How hot is too hot?

in a car even with the windows cracked it can get really hot

July 2, 2019

Rancho Coastal Humane Society

A quick stop at a convenience store on a hot day can be deadly for a dog, child, elderly person, or others with medical issues. Your Rancho Coastal Humane Society (RCHS) spokesman John Van Zante  once again demonstrated the danger locking himself in a closed vehicle at the shelter at in Encinitas on Monday 

Van Zante says, "High temperatures can kill. Common sense can save a life. The temperature in a closed vehicle can rise as much as 30 degrees in less than 2 minutes. In the time it takes to go into a store and buy a loaf of bread, the temperature in your vehicle can become deadly.”
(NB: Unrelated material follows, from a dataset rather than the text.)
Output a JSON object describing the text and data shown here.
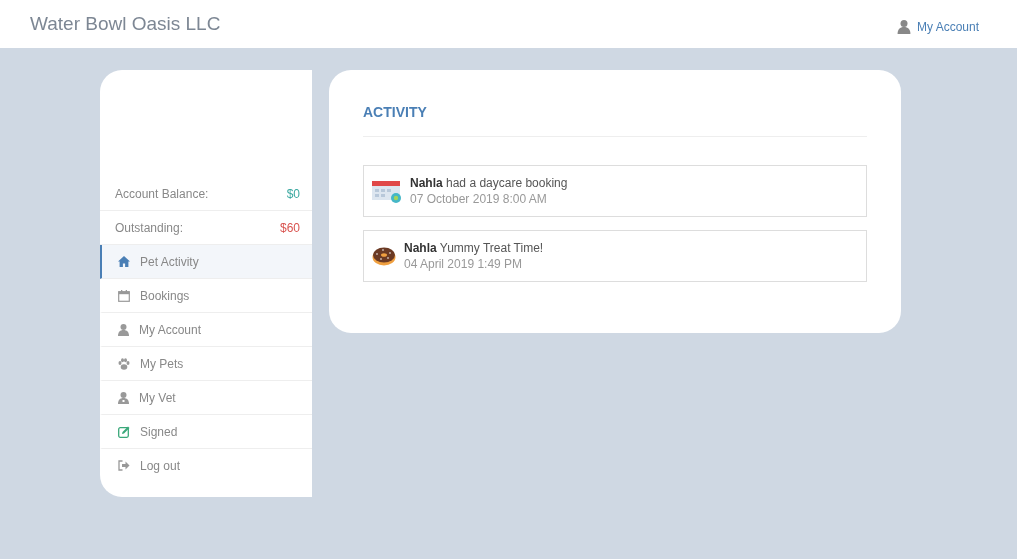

“Most of us know that it gets really hot in a closed vehicle,” says Van Zante. “Unfortunately the temperature rises much higher and much faster that we realize.”

Owners don't recognize the symptoms that their pets or family members are overheating. Dogs don't sweat. They pant. When they can't pant fast enough, and when the air is near their body temperature of around 103 degrees, it can cause heat exhaustion. Symptoms include rapid panting, reddening of their gums and the skin inside the ears, vomiting, and diarrhea.
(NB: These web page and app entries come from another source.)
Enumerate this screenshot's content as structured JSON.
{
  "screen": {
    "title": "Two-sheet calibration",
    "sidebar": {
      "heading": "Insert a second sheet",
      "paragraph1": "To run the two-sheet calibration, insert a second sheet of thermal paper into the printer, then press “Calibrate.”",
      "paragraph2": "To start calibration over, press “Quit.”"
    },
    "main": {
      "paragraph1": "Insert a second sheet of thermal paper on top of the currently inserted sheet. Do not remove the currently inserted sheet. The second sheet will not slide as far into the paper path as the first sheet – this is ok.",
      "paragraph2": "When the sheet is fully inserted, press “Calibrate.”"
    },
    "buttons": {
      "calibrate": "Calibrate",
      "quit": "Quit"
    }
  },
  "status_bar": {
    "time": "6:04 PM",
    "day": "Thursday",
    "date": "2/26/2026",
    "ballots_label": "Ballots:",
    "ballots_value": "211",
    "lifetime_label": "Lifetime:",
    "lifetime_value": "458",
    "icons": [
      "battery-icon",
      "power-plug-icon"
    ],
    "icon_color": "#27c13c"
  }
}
If this occurs, take your dog to a cool place and offer it sips (not drinks) of water. Dampen the dog with cool (not cold) water.

If you discover the symptoms too late or the initial treatment isn't enough, your dog could suffer heat stroke. Organs will shut down. If that happens, get emergency veterinary care. A dog may seem disoriented and walk like it's drunk. Other symptoms include Confusion, Drooling, Dry gums, Lethargy, Loss of consciousness, Rapid heartbeat, Bleeding, Refusal to drink, and a Fever.

If you believe your dog is suffering from heat stroke, hose it down with cool (not cold) water then rush it to the nearest vet (even if it's not your regular vet.). If its body temperature stays above 105 degrees, damage to the major organs (brain, heart, kidneys, liver) occurs.